Provided data.
.....

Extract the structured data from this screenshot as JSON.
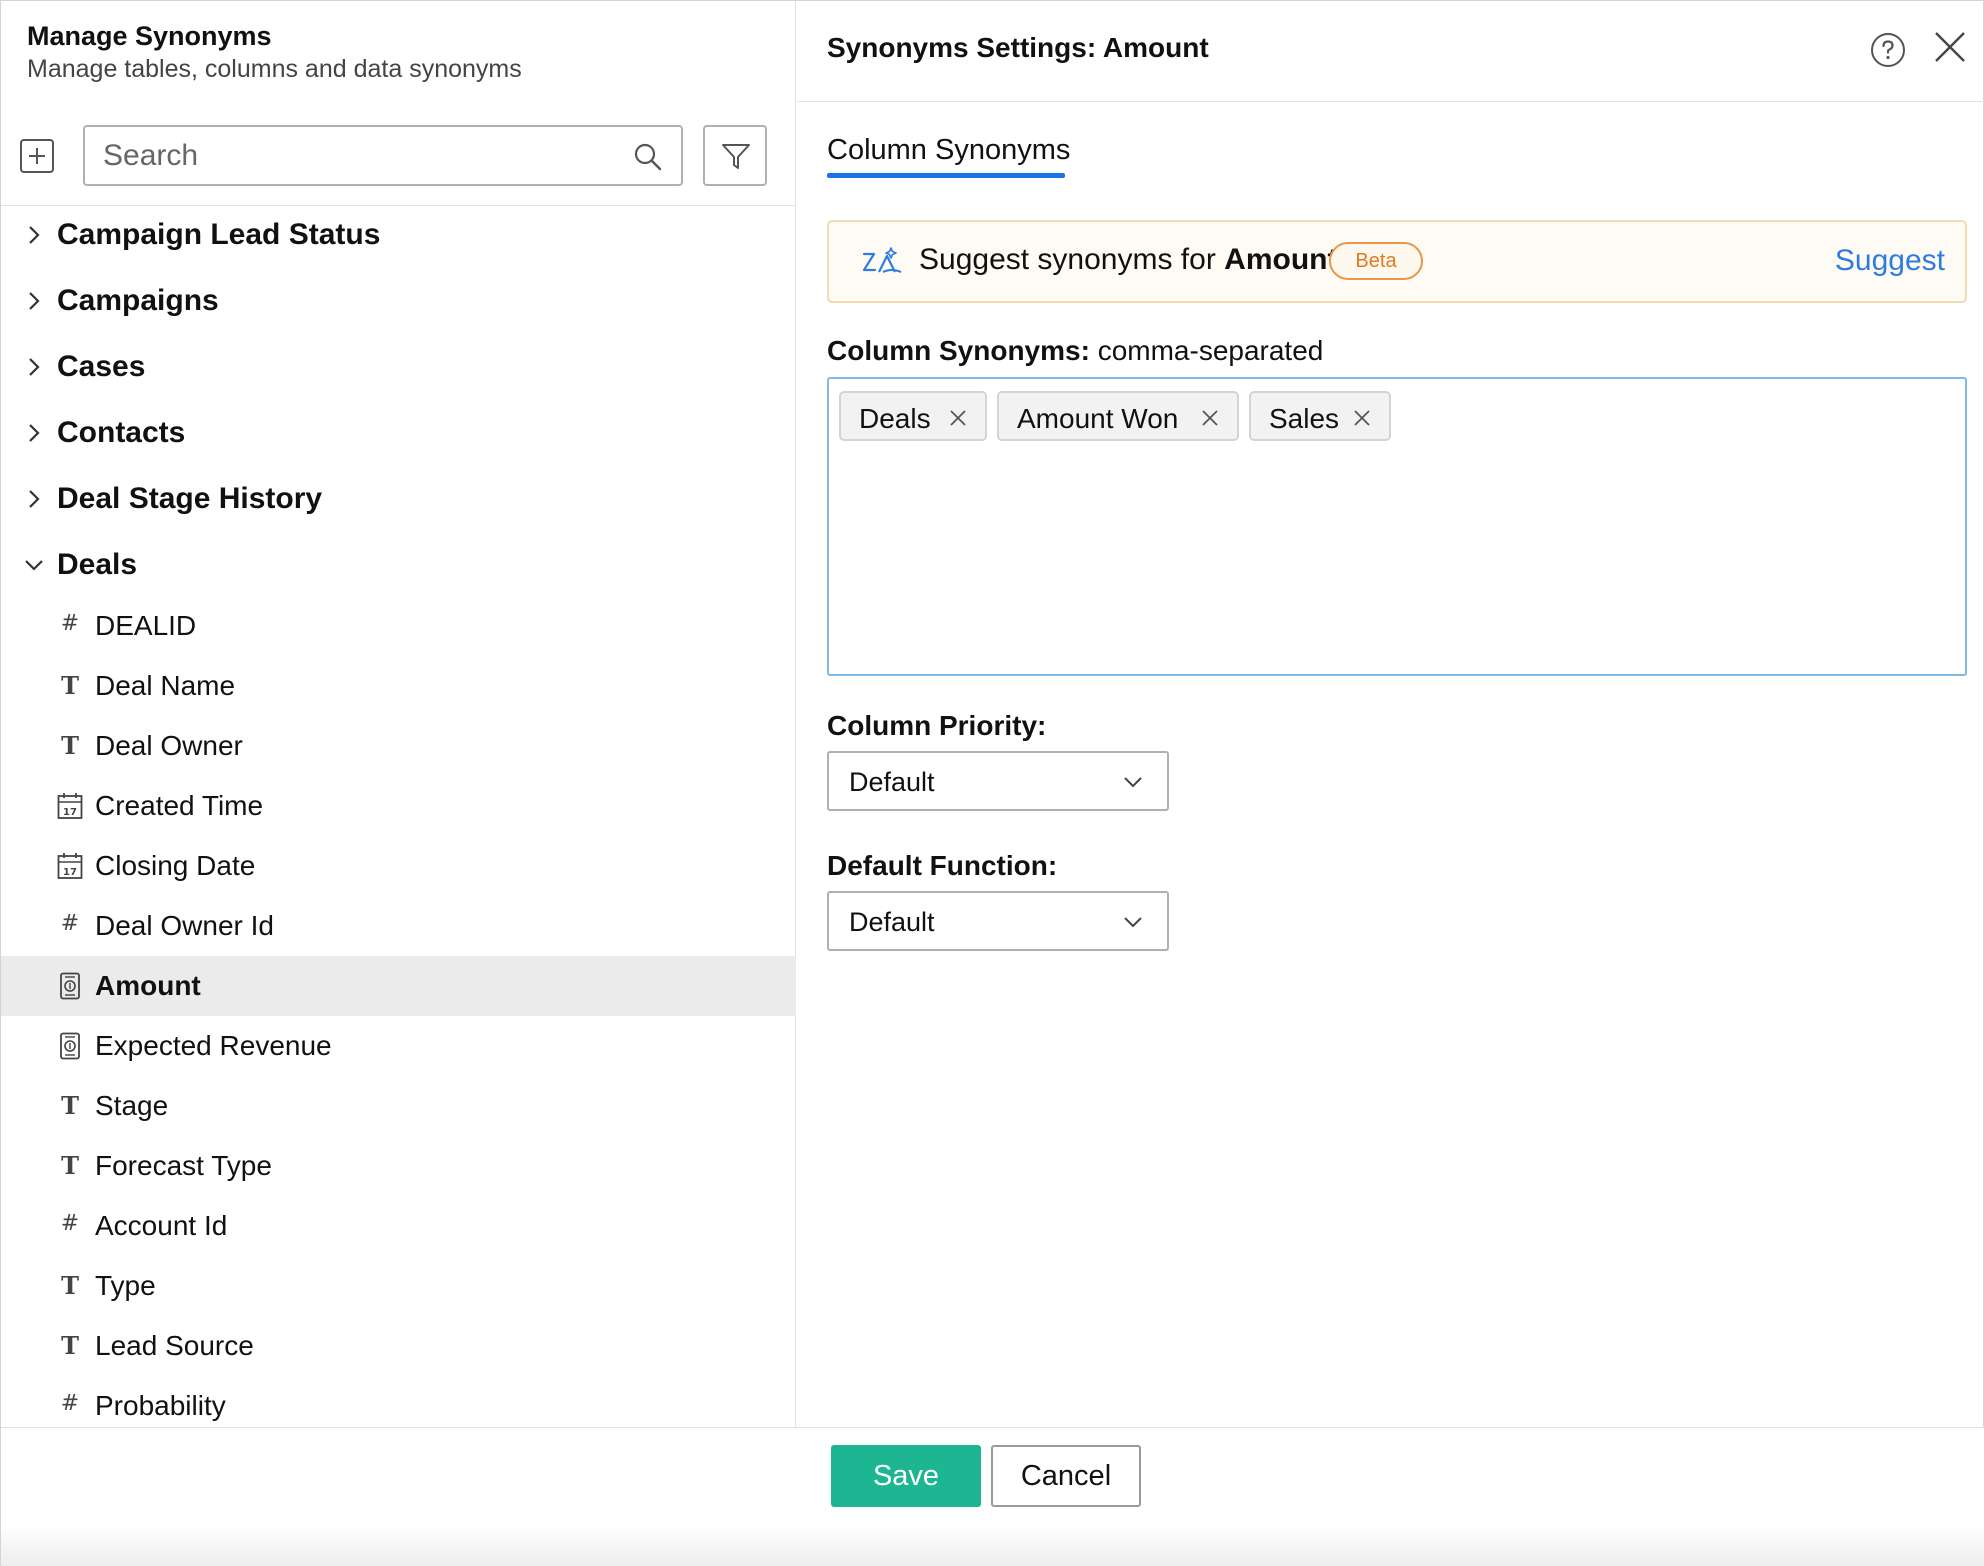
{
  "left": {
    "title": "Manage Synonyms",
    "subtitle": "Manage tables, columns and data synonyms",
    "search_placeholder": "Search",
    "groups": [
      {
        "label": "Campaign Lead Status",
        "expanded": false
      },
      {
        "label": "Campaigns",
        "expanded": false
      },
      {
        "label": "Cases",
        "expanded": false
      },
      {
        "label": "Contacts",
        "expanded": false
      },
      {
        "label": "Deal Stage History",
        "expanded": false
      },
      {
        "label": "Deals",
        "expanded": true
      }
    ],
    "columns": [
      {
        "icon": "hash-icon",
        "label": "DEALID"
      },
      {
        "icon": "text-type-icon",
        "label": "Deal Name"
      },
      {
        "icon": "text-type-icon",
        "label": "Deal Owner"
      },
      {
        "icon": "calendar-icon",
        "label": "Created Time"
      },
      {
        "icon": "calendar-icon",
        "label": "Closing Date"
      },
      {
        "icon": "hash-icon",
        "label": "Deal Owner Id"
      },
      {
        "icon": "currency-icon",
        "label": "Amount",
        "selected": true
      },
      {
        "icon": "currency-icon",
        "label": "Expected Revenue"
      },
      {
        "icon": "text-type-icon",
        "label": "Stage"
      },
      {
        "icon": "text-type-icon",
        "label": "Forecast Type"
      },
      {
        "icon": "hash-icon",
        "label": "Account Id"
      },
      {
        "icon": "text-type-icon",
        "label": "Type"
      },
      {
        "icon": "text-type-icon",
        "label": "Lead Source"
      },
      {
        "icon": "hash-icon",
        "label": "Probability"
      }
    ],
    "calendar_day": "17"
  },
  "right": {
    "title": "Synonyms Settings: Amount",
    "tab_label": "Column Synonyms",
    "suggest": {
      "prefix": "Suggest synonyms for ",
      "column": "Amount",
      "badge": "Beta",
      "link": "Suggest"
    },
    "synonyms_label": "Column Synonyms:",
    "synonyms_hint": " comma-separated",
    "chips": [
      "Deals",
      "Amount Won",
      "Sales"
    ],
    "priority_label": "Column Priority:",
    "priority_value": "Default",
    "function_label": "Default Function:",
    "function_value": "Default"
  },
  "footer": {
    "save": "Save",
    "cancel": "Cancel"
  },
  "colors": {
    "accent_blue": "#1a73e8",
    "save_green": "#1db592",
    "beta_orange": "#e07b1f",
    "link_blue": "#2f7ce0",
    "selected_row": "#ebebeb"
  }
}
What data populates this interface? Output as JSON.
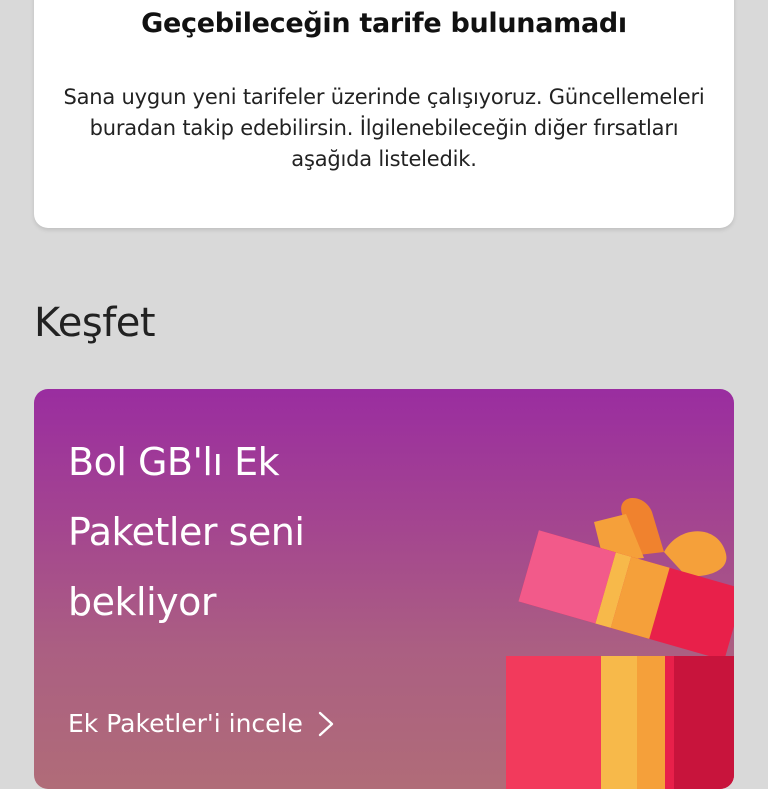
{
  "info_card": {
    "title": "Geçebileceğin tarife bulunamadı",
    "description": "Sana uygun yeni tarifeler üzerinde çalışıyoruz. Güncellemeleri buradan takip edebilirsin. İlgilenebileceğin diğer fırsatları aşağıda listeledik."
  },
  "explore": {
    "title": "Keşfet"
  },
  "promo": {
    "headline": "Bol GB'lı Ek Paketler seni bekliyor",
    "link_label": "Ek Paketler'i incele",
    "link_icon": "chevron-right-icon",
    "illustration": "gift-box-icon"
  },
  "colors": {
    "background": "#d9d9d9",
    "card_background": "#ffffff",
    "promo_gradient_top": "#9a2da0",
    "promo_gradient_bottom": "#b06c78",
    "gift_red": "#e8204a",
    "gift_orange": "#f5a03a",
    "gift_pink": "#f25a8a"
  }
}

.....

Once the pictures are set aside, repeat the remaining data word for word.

Extract the structured data from this screenshot as JSON.
{
  "left": {
    "title": "Manage Synonyms",
    "subtitle": "Manage tables, columns and data synonyms",
    "search_placeholder": "Search",
    "groups": [
      {
        "label": "Campaign Lead Status",
        "expanded": false
      },
      {
        "label": "Campaigns",
        "expanded": false
      },
      {
        "label": "Cases",
        "expanded": false
      },
      {
        "label": "Contacts",
        "expanded": false
      },
      {
        "label": "Deal Stage History",
        "expanded": false
      },
      {
        "label": "Deals",
        "expanded": true
      }
    ],
    "columns": [
      {
        "icon": "hash-icon",
        "label": "DEALID"
      },
      {
        "icon": "text-type-icon",
        "label": "Deal Name"
      },
      {
        "icon": "text-type-icon",
        "label": "Deal Owner"
      },
      {
        "icon": "calendar-icon",
        "label": "Created Time"
      },
      {
        "icon": "calendar-icon",
        "label": "Closing Date"
      },
      {
        "icon": "hash-icon",
        "label": "Deal Owner Id"
      },
      {
        "icon": "currency-icon",
        "label": "Amount",
        "selected": true
      },
      {
        "icon": "currency-icon",
        "label": "Expected Revenue"
      },
      {
        "icon": "text-type-icon",
        "label": "Stage"
      },
      {
        "icon": "text-type-icon",
        "label": "Forecast Type"
      },
      {
        "icon": "hash-icon",
        "label": "Account Id"
      },
      {
        "icon": "text-type-icon",
        "label": "Type"
      },
      {
        "icon": "text-type-icon",
        "label": "Lead Source"
      },
      {
        "icon": "hash-icon",
        "label": "Probability"
      }
    ],
    "calendar_day": "17"
  },
  "right": {
    "title": "Synonyms Settings: Amount",
    "tab_label": "Column Synonyms",
    "suggest": {
      "prefix": "Suggest synonyms for ",
      "column": "Amount",
      "badge": "Beta",
      "link": "Suggest"
    },
    "synonyms_label": "Column Synonyms:",
    "synonyms_hint": " comma-separated",
    "chips": [
      "Deals",
      "Amount Won",
      "Sales"
    ],
    "priority_label": "Column Priority:",
    "priority_value": "Default",
    "function_label": "Default Function:",
    "function_value": "Default"
  },
  "footer": {
    "save": "Save",
    "cancel": "Cancel"
  },
  "colors": {
    "accent_blue": "#1a73e8",
    "save_green": "#1db592",
    "beta_orange": "#e07b1f",
    "link_blue": "#2f7ce0",
    "selected_row": "#ebebeb"
  }
}
What data populates this interface? Output as JSON.
{
  "info_card": {
    "title": "Geçebileceğin tarife bulunamadı",
    "description": "Sana uygun yeni tarifeler üzerinde çalışıyoruz. Güncellemeleri buradan takip edebilirsin. İlgilenebileceğin diğer fırsatları aşağıda listeledik."
  },
  "explore": {
    "title": "Keşfet"
  },
  "promo": {
    "headline": "Bol GB'lı Ek Paketler seni bekliyor",
    "link_label": "Ek Paketler'i incele",
    "link_icon": "chevron-right-icon",
    "illustration": "gift-box-icon"
  },
  "colors": {
    "background": "#d9d9d9",
    "card_background": "#ffffff",
    "promo_gradient_top": "#9a2da0",
    "promo_gradient_bottom": "#b06c78",
    "gift_red": "#e8204a",
    "gift_orange": "#f5a03a",
    "gift_pink": "#f25a8a"
  }
}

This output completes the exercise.